[[ Input data, beginning ]]

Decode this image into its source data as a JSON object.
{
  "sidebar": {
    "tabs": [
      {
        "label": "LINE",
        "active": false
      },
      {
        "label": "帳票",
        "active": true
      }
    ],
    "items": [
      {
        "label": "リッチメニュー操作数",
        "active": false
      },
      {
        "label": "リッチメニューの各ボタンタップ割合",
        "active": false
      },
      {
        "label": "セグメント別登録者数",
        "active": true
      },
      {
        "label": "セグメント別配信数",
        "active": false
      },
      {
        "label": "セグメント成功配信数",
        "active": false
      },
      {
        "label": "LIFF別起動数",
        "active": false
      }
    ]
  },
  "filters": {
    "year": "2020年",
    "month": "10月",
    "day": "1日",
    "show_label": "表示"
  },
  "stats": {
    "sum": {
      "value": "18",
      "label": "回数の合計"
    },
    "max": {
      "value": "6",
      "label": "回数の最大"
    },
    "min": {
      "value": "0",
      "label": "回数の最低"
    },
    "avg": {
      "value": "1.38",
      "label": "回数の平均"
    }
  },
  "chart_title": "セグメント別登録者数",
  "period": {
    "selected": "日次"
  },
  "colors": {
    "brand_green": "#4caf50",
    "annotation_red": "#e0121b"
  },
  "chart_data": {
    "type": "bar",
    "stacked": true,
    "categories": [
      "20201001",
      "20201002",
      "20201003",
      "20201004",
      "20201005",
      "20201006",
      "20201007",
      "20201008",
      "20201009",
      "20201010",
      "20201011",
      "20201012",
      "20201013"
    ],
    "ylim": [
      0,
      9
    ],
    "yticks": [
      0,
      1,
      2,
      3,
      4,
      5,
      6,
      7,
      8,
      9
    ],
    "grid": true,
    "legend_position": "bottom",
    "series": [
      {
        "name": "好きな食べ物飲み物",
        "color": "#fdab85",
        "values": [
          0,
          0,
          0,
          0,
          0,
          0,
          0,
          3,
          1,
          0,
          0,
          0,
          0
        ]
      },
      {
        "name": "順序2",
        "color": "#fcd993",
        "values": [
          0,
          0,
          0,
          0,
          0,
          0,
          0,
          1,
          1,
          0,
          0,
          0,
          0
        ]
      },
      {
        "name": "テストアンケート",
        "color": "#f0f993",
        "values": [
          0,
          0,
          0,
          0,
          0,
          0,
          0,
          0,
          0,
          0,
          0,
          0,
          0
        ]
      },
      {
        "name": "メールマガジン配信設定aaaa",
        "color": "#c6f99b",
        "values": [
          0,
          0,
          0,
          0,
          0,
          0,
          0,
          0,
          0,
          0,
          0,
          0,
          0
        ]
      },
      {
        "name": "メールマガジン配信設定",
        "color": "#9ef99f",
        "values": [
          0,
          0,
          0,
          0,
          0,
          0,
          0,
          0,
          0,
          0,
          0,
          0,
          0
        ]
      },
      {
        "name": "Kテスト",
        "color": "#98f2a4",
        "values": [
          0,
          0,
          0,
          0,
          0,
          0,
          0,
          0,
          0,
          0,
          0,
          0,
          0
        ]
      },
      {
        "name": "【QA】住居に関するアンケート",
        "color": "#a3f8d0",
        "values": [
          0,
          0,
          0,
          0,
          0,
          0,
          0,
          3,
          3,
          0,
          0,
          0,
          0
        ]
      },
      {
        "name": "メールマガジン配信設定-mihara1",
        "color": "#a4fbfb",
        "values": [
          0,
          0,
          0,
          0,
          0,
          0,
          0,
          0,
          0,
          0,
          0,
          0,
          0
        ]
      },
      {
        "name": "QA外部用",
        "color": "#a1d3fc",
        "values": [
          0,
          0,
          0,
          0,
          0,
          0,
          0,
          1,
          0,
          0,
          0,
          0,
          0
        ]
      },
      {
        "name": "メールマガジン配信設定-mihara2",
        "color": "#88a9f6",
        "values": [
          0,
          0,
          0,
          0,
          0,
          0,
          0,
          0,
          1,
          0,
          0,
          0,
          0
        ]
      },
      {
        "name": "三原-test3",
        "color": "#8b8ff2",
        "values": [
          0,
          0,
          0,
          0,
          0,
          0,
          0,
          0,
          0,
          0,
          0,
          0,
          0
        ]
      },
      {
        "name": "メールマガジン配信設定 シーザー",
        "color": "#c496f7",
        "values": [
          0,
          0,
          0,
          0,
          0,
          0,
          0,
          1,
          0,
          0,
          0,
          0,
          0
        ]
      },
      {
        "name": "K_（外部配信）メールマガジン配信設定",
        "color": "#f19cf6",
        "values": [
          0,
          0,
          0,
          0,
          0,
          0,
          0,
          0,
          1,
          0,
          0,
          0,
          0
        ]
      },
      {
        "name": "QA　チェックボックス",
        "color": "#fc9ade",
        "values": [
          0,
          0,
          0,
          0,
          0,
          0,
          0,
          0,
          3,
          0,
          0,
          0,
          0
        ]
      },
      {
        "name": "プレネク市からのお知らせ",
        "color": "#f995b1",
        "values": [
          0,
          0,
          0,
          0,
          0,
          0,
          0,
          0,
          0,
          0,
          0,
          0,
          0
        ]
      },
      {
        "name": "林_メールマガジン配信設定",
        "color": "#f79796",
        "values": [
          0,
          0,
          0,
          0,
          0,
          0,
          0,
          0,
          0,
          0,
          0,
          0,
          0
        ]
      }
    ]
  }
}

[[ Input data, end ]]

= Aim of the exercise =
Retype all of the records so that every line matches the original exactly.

= Answer space =
Decode this image into its source data as a JSON object.
{
  "sidebar": {
    "tabs": [
      {
        "label": "LINE",
        "active": false
      },
      {
        "label": "帳票",
        "active": true
      }
    ],
    "items": [
      {
        "label": "リッチメニュー操作数",
        "active": false
      },
      {
        "label": "リッチメニューの各ボタンタップ割合",
        "active": false
      },
      {
        "label": "セグメント別登録者数",
        "active": true
      },
      {
        "label": "セグメント別配信数",
        "active": false
      },
      {
        "label": "セグメント成功配信数",
        "active": false
      },
      {
        "label": "LIFF別起動数",
        "active": false
      }
    ]
  },
  "filters": {
    "year": "2020年",
    "month": "10月",
    "day": "1日",
    "show_label": "表示"
  },
  "stats": {
    "sum": {
      "value": "18",
      "label": "回数の合計"
    },
    "max": {
      "value": "6",
      "label": "回数の最大"
    },
    "min": {
      "value": "0",
      "label": "回数の最低"
    },
    "avg": {
      "value": "1.38",
      "label": "回数の平均"
    }
  },
  "chart_title": "セグメント別登録者数",
  "period": {
    "selected": "日次"
  },
  "colors": {
    "brand_green": "#4caf50",
    "annotation_red": "#e0121b"
  },
  "chart_data": {
    "type": "bar",
    "stacked": true,
    "categories": [
      "20201001",
      "20201002",
      "20201003",
      "20201004",
      "20201005",
      "20201006",
      "20201007",
      "20201008",
      "20201009",
      "20201010",
      "20201011",
      "20201012",
      "20201013"
    ],
    "ylim": [
      0,
      9
    ],
    "yticks": [
      0,
      1,
      2,
      3,
      4,
      5,
      6,
      7,
      8,
      9
    ],
    "grid": true,
    "legend_position": "bottom",
    "series": [
      {
        "name": "好きな食べ物飲み物",
        "color": "#fdab85",
        "values": [
          0,
          0,
          0,
          0,
          0,
          0,
          0,
          3,
          1,
          0,
          0,
          0,
          0
        ]
      },
      {
        "name": "順序2",
        "color": "#fcd993",
        "values": [
          0,
          0,
          0,
          0,
          0,
          0,
          0,
          1,
          1,
          0,
          0,
          0,
          0
        ]
      },
      {
        "name": "テストアンケート",
        "color": "#f0f993",
        "values": [
          0,
          0,
          0,
          0,
          0,
          0,
          0,
          0,
          0,
          0,
          0,
          0,
          0
        ]
      },
      {
        "name": "メールマガジン配信設定aaaa",
        "color": "#c6f99b",
        "values": [
          0,
          0,
          0,
          0,
          0,
          0,
          0,
          0,
          0,
          0,
          0,
          0,
          0
        ]
      },
      {
        "name": "メールマガジン配信設定",
        "color": "#9ef99f",
        "values": [
          0,
          0,
          0,
          0,
          0,
          0,
          0,
          0,
          0,
          0,
          0,
          0,
          0
        ]
      },
      {
        "name": "Kテスト",
        "color": "#98f2a4",
        "values": [
          0,
          0,
          0,
          0,
          0,
          0,
          0,
          0,
          0,
          0,
          0,
          0,
          0
        ]
      },
      {
        "name": "【QA】住居に関するアンケート",
        "color": "#a3f8d0",
        "values": [
          0,
          0,
          0,
          0,
          0,
          0,
          0,
          3,
          3,
          0,
          0,
          0,
          0
        ]
      },
      {
        "name": "メールマガジン配信設定-mihara1",
        "color": "#a4fbfb",
        "values": [
          0,
          0,
          0,
          0,
          0,
          0,
          0,
          0,
          0,
          0,
          0,
          0,
          0
        ]
      },
      {
        "name": "QA外部用",
        "color": "#a1d3fc",
        "values": [
          0,
          0,
          0,
          0,
          0,
          0,
          0,
          1,
          0,
          0,
          0,
          0,
          0
        ]
      },
      {
        "name": "メールマガジン配信設定-mihara2",
        "color": "#88a9f6",
        "values": [
          0,
          0,
          0,
          0,
          0,
          0,
          0,
          0,
          1,
          0,
          0,
          0,
          0
        ]
      },
      {
        "name": "三原-test3",
        "color": "#8b8ff2",
        "values": [
          0,
          0,
          0,
          0,
          0,
          0,
          0,
          0,
          0,
          0,
          0,
          0,
          0
        ]
      },
      {
        "name": "メールマガジン配信設定 シーザー",
        "color": "#c496f7",
        "values": [
          0,
          0,
          0,
          0,
          0,
          0,
          0,
          1,
          0,
          0,
          0,
          0,
          0
        ]
      },
      {
        "name": "K_（外部配信）メールマガジン配信設定",
        "color": "#f19cf6",
        "values": [
          0,
          0,
          0,
          0,
          0,
          0,
          0,
          0,
          1,
          0,
          0,
          0,
          0
        ]
      },
      {
        "name": "QA　チェックボックス",
        "color": "#fc9ade",
        "values": [
          0,
          0,
          0,
          0,
          0,
          0,
          0,
          0,
          3,
          0,
          0,
          0,
          0
        ]
      },
      {
        "name": "プレネク市からのお知らせ",
        "color": "#f995b1",
        "values": [
          0,
          0,
          0,
          0,
          0,
          0,
          0,
          0,
          0,
          0,
          0,
          0,
          0
        ]
      },
      {
        "name": "林_メールマガジン配信設定",
        "color": "#f79796",
        "values": [
          0,
          0,
          0,
          0,
          0,
          0,
          0,
          0,
          0,
          0,
          0,
          0,
          0
        ]
      }
    ]
  }
}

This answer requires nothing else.